20 March 2009The headquarters of the global coalition to tackle the world’s most serious cybersecurity threats, backed by the United Nations International Telecommunication Union (ITU), was inaugurated outside of the Malaysian capital, Kuala Lumpur today.
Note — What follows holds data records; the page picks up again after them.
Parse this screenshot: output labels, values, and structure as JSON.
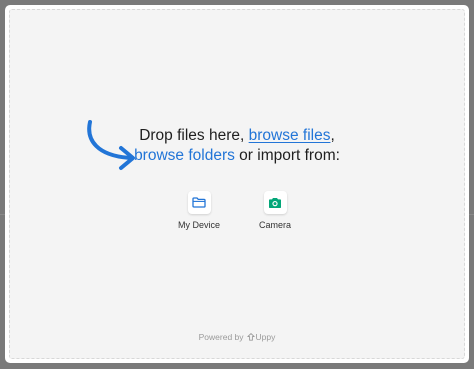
{
  "dropzone": {
    "prompt_part1": "Drop files here, ",
    "browse_files": "browse files",
    "comma": ",",
    "browse_folders": "browse folders",
    "prompt_part2": " or import from:"
  },
  "providers": [
    {
      "label": "My Device",
      "icon": "folder-icon",
      "color": "#2275d7"
    },
    {
      "label": "Camera",
      "icon": "camera-icon",
      "color": "#03a678"
    }
  ],
  "footer": {
    "powered_by": "Powered by",
    "brand": "Uppy"
  },
  "colors": {
    "accent": "#2275d7",
    "camera": "#03a678",
    "arrow": "#2275d7"
  }
}
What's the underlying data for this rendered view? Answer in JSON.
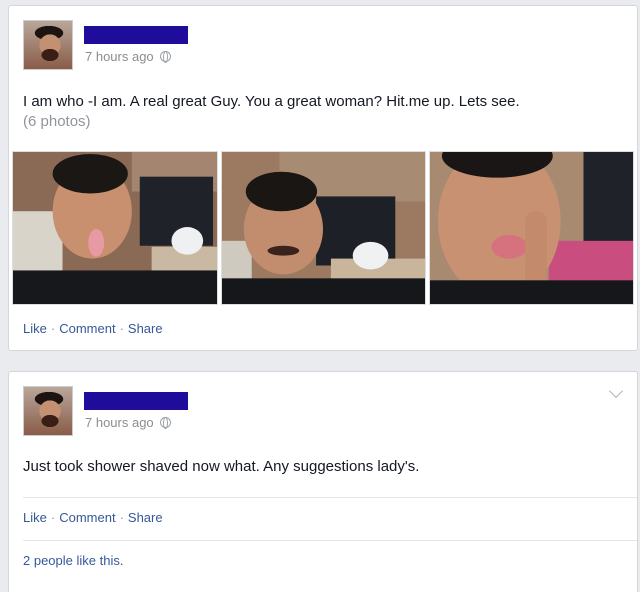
{
  "posts": [
    {
      "timestamp": "7 hours ago",
      "text": "I am who -I am. A real great Guy. You a great woman? Hit.me up. Lets see.",
      "photo_count": "(6 photos)",
      "actions": {
        "like": "Like",
        "comment": "Comment",
        "share": "Share",
        "separator": "·"
      }
    },
    {
      "timestamp": "7 hours ago",
      "text": "Just took shower shaved now what. Any suggestions lady's.",
      "actions": {
        "like": "Like",
        "comment": "Comment",
        "share": "Share",
        "separator": "·"
      },
      "likes_summary": "2 people like this."
    }
  ],
  "colors": {
    "redaction": "#1f0c9a",
    "link": "#365899",
    "background": "#e9ebee"
  },
  "icons": [
    "globe-icon",
    "chevron-down-icon"
  ]
}
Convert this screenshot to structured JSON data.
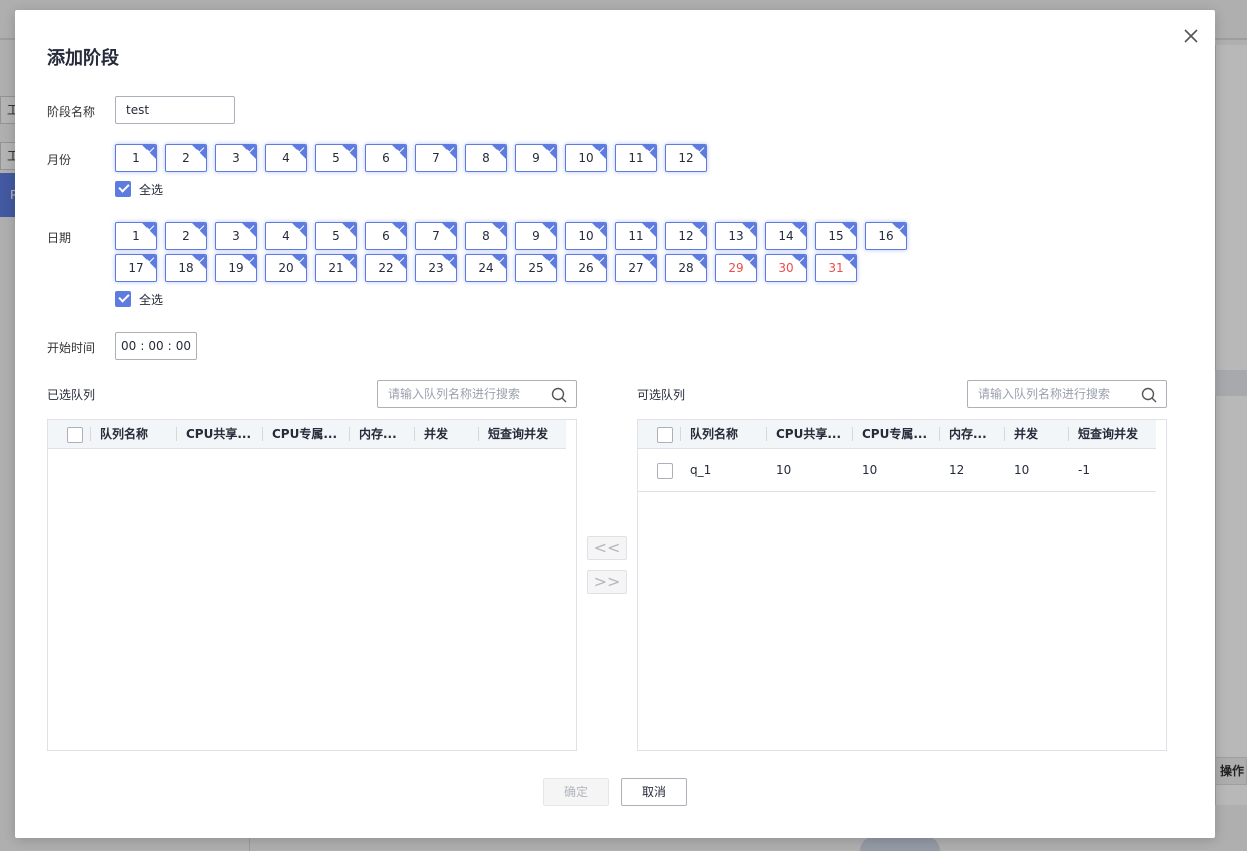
{
  "background": {
    "sidebar_items": [
      "工",
      "工"
    ],
    "sidebar_active": "P",
    "right_op_label": "操作"
  },
  "dialog": {
    "title": "添加阶段",
    "close_icon": "close-icon"
  },
  "form": {
    "name_label": "阶段名称",
    "name_value": "test",
    "month_label": "月份",
    "months": [
      "1",
      "2",
      "3",
      "4",
      "5",
      "6",
      "7",
      "8",
      "9",
      "10",
      "11",
      "12"
    ],
    "month_select_all": "全选",
    "date_label": "日期",
    "dates_row1": [
      "1",
      "2",
      "3",
      "4",
      "5",
      "6",
      "7",
      "8",
      "9",
      "10",
      "11",
      "12",
      "13",
      "14",
      "15",
      "16"
    ],
    "dates_row2": [
      "17",
      "18",
      "19",
      "20",
      "21",
      "22",
      "23",
      "24",
      "25",
      "26",
      "27",
      "28",
      "29",
      "30",
      "31"
    ],
    "red_dates": [
      "29",
      "30",
      "31"
    ],
    "date_select_all": "全选",
    "start_time_label": "开始时间",
    "start_time": {
      "h": "00",
      "m": "00",
      "s": "00",
      "sep": ":"
    }
  },
  "selected_queues": {
    "title": "已选队列",
    "search_placeholder": "请输入队列名称进行搜索",
    "columns": [
      "队列名称",
      "CPU共享...",
      "CPU专属...",
      "内存...",
      "并发",
      "短查询并发"
    ],
    "rows": []
  },
  "available_queues": {
    "title": "可选队列",
    "search_placeholder": "请输入队列名称进行搜索",
    "columns": [
      "队列名称",
      "CPU共享...",
      "CPU专属...",
      "内存...",
      "并发",
      "短查询并发"
    ],
    "rows": [
      {
        "name": "q_1",
        "cpu_shared": "10",
        "cpu_exclusive": "10",
        "memory": "12",
        "concurrency": "10",
        "short_query": "-1"
      }
    ]
  },
  "transfer": {
    "move_left": "<<",
    "move_right": ">>"
  },
  "footer": {
    "ok_label": "确定",
    "cancel_label": "取消"
  },
  "colors": {
    "accent": "#5e7ce0",
    "danger_text": "#f04a4a",
    "disabled_text": "#b3b6bd"
  }
}
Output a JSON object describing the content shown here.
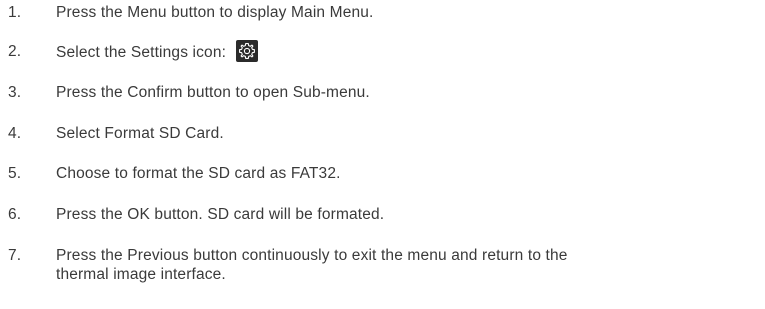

The headquarters of the global coalition to tackle the world’s most serious cybersecurity threats, backed by the United Nations International Telecommunication Union (ITU), was inaugurated outside of the Malaysian capital, Kuala Lumpur today.The new state-of-the-art facilities of the International Multilateral Partnership Against Cyber-Threats (IMPACT) in Cyberjaya will host the ITU’s Global Cybersecurity Agenda (GCA), which promotes international cooperation to make cyberspace more secure in an increasingly networked information society.The joint effort by the ITU and IMPACT – an initiative which brings together governments, industry leaders and cybersecurity experts to enhance the global community’s capacity to prevent, defend and respond to cyberthreats – aims to provide real-time analysis, aggregation and dissemination of global cyber threat information.“Cybersecurity is one of the most critical issues of our time,” said Hamadoun Touré, ITU Secretary-General, noting that the problem demands “a truly global approach.”Last September, the heads of ITU and IMPACT signed an agreement to operationalize the GCA at IMPACT’s Cyberjaya site.Although the GCA will be housed at the IMPACT centre, ITU will have a “virtual showcase” at its headquarters in Geneva of the early warning system, crisis management and real-time analysis of global cyber threats.
The delay in attending was not justified, you should have proceeded to the address straight awayAkbar Khan, Chairman The officers did not attend the call immediately (stock image)Credit:Alamy Chairman Akbar Khan said: “This matter arises from an incident that took place on the 15 April 2015 when PC Bateman, the driver and PC Stephenson was the operator.”The allegations are admitted by both, they accepted a breach of standard of professional behaviour.”However they state that the behaviour amounted to only misconduct and then gross misconduct.”The late attendance should not be conflated with the sad death of Miss Begum.”Turning therefore to the facts, by accepting the CAD (computer aided dispatch) you indicated that you were en route to Miss Begum’s address.”You were not acting in accordance with the user manual because you were not actually en route.”The delay in attending was not justified, you should have proceeded to the address straight away.” As the panel delivered it’s ruling PC Bateman’s dad, who sat at the back of the room, gave a sigh of relief.The chairman said: “It was accepted that the IPCC concluded that the call should have been graded an ‘I’ grade from the outset, however no weight should be placed on this.”An ‘S’ grade requires a police officer at the scene within 0-60 minutes, but this does not mean you have 60 minutes to get there, this is the maximum you should take.”Both officers accepted poor judgement in decision to have tea on the go instead of going straight to the address and this poor decision making was no more than an honest mistake, the panel accepts these submissions.”On the balance of probabilities that officers have breached the standards as alleged by the appropriate authority.”In all of the circumstances the breach of standards of professional behaviour in relation to police officers amounts to misconduct only and not gross misconduct.” Two police officers who delayed attending a 999 call about a suicide to get refreshments from McDonald’s are likely to keep their jobs, a disciplinary hearing has ruled. PCs Gavin Bateman and Tony Stephenson, of the Metropolitan Police, spent half-an-hour drinking tea and filling out paperwork before attending the home of a 22-year-old woman who had sent a suicidal message to a friend. But Fahima Begum was found dead when the officers arrived at her home, almost 40 minutes after a friend had called 999 and asked for an ambulance. On Monday the disciplinary hearing accepted that the officer’s actions were an “honest mistake” and concluded that they had committed misconduct, but not gross misconduct meaning they will likely stay in the force. Want the best of The Telegraph direct to your email and WhatsApp? Sign up to our free twice-daily Front Page newsletter and new audio briefings.